Yesterday we had a word-pair about clarity. Today's pair concerns obscurity. The dictionaries obscure the meanings in a tangle of inconsistencies between dictionaries and, sometimes, within a single dictionary.
To disentangle: just as "I see," can mean, "My eyes behold," or, "I understand," so too something obscure can hard to view, or hard to understand. Today's terms make that distinction.
obscurant – something that obscures to the vision, as a smokescreen [chiefly military] (adj: tending to obscure visually: obscurant clouds)
obscurantist – one who writes with deliberate vagueness, obscure to the understanding (adj: so written)*
My mathematician friend insists the book is "a parody of math books." He couldn't make head nor tail of it, and said that Mr. Wallace is either an "obscurantist" or just showing off. The text is a thicket of symbols and equations. Mr. Wallace lists 37 abbreviations on pages 3 and 4, supposedly for convenience. It is not convenient.
– Dick Teresi, book review, The New York Observer, Nov 17, 2003
obscurant; obscurantist – one opposing new ideas or social or political reform (adj: opposed to same)
William Manchester, A World Lit Only by Fire: The Medieval Mind and the Renaissance:
p. 184: "The fog of religious strife was, if anything, thicker than those of secular wars; obscurant theologians in Rome and hard-liners in the dioceses abroad saw the widening apostasy as an opportunity to stifle dissent."
p 119: "Then, in 1509, Johannes Pfefferkorn, a Dominican monk who was also a converted rabbi, published an anti-Semitic book proposing that all works in Hebrew be burned. Reuchlin, dismayed by the possibility of such desecration, formally protested to the emperor. Pfefferkorn, he wrote, was an anti-intellectual 'ass.' Reuchlin's riposte so outraged the Dominicans that the order, supported by the obscurantist clergy throughout Europe, lodged a charge of heresy against him."

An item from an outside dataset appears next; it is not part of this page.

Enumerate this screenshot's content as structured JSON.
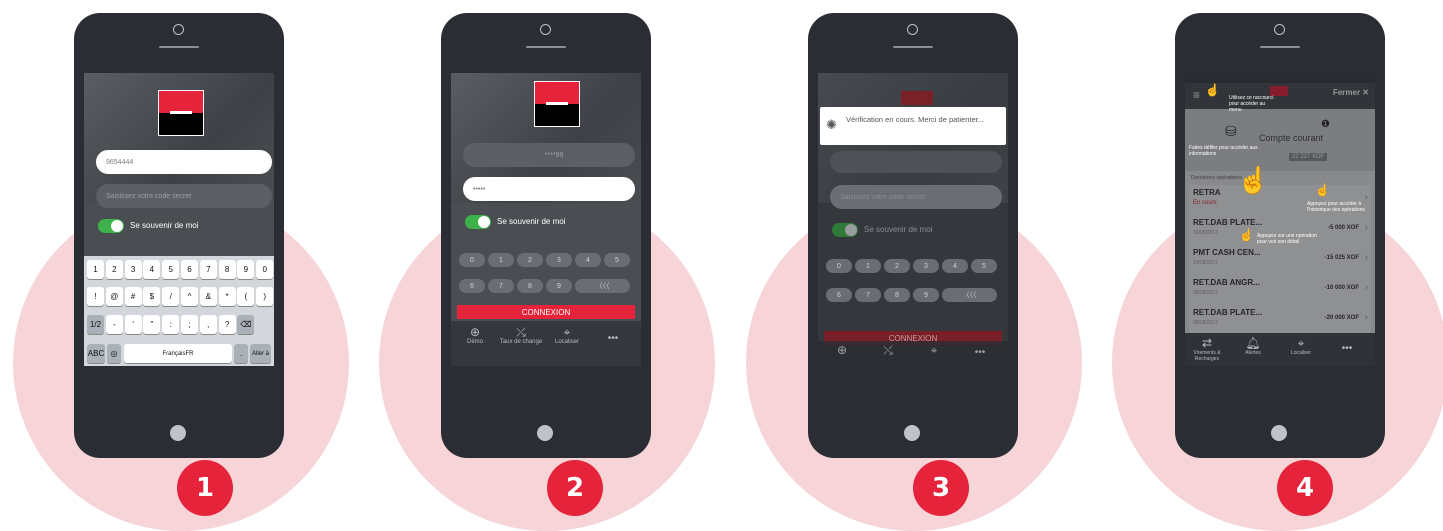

*Andy Rooney missed the distinction, in Sincerely, Andy Rooney: "His booklet of black poems seems pretentious. I took little from a first reading. Anyone who decides to write poetry, should first master prose. I have not read enough of Ken Boulding's prose to know whether or not he had a license to write obscurant verse."
The sound of a word in one language might coincidentally also be a word, in another language, but with entirely different meaning. For example, to a Spaniard the sound [sē] (long e) means "yes," while in English the same sound means either "view" or "body of water" (see or sea).

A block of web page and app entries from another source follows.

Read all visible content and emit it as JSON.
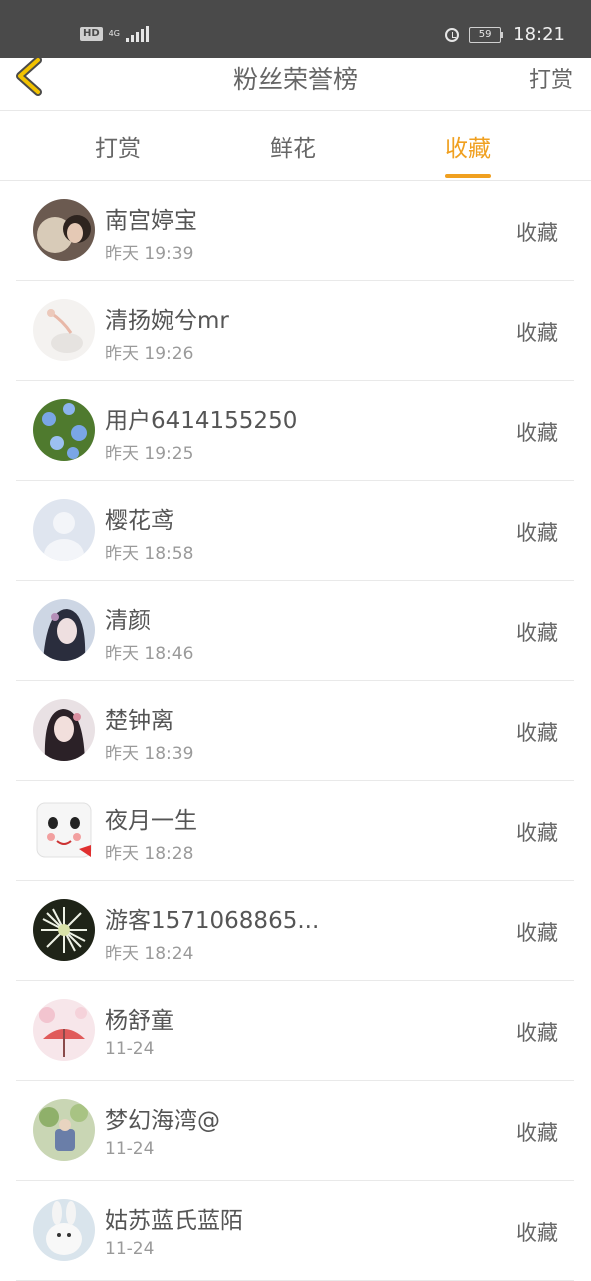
{
  "status_bar": {
    "hd": "HD",
    "network": "4G",
    "battery": "59",
    "time": "18:21"
  },
  "header": {
    "title": "粉丝荣誉榜",
    "action": "打赏"
  },
  "tabs": [
    {
      "label": "打赏",
      "active": false
    },
    {
      "label": "鲜花",
      "active": false
    },
    {
      "label": "收藏",
      "active": true
    }
  ],
  "fans": [
    {
      "name": "南宫婷宝",
      "time": "昨天 19:39",
      "action": "收藏"
    },
    {
      "name": "清扬婉兮mr",
      "time": "昨天 19:26",
      "action": "收藏"
    },
    {
      "name": "用户6414155250",
      "time": "昨天 19:25",
      "action": "收藏"
    },
    {
      "name": "樱花鸢",
      "time": "昨天 18:58",
      "action": "收藏"
    },
    {
      "name": "清颜",
      "time": "昨天 18:46",
      "action": "收藏"
    },
    {
      "name": "楚钟离",
      "time": "昨天 18:39",
      "action": "收藏"
    },
    {
      "name": "夜月一生",
      "time": "昨天 18:28",
      "action": "收藏"
    },
    {
      "name": "游客1571068865...",
      "time": "昨天 18:24",
      "action": "收藏"
    },
    {
      "name": "杨舒童",
      "time": "11-24",
      "action": "收藏"
    },
    {
      "name": "梦幻海湾@",
      "time": "11-24",
      "action": "收藏"
    },
    {
      "name": "姑苏蓝氏蓝陌",
      "time": "11-24",
      "action": "收藏"
    }
  ],
  "colors": {
    "accent": "#f0a020",
    "status_bar_bg": "#4a4a4a",
    "back_arrow": "#f2c200"
  }
}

Simalarly, Hebe in Greek was the goddess of youth, while hebes in Latin meant "dull" (like either a dull knife or a dull mind). Naturally, the English words derived from Greek Hebe and from Latin hebes have very similar sounds, but very different meanings.
hebetic – occurring at puberty [Gk Hebe=youth]
hebetude – mental dullness; lethargy [L hebes=dull]
. . .(adj: hebetudinous; hebate. verb: hebetate – to stupefy; to make dull
Note: With minor exception, this is mental dullness only. You cannot speak of "a hebate knife".
These words look very useful, and I commend them to you. But each is extremely rare. Indeed, for hebetic I can't find a single decent quotation.
– A. E. Houseman, Commentary on Manilius
an epidemic of hebetude among young people who . . . are placing too great a reliance on electronic devices to do their thinking and remembering.
– Reader's letter, in The Weekend Australian, Oct. 2, 2001
Habitude has engendered hebetude; and familiarity, overfamiliarity.
– Paul West, A Stroke of Genius: Illness and Self-Discovery
A few of my favorite pairings (errings?):
(Is there such a thing as a drive-by posting?)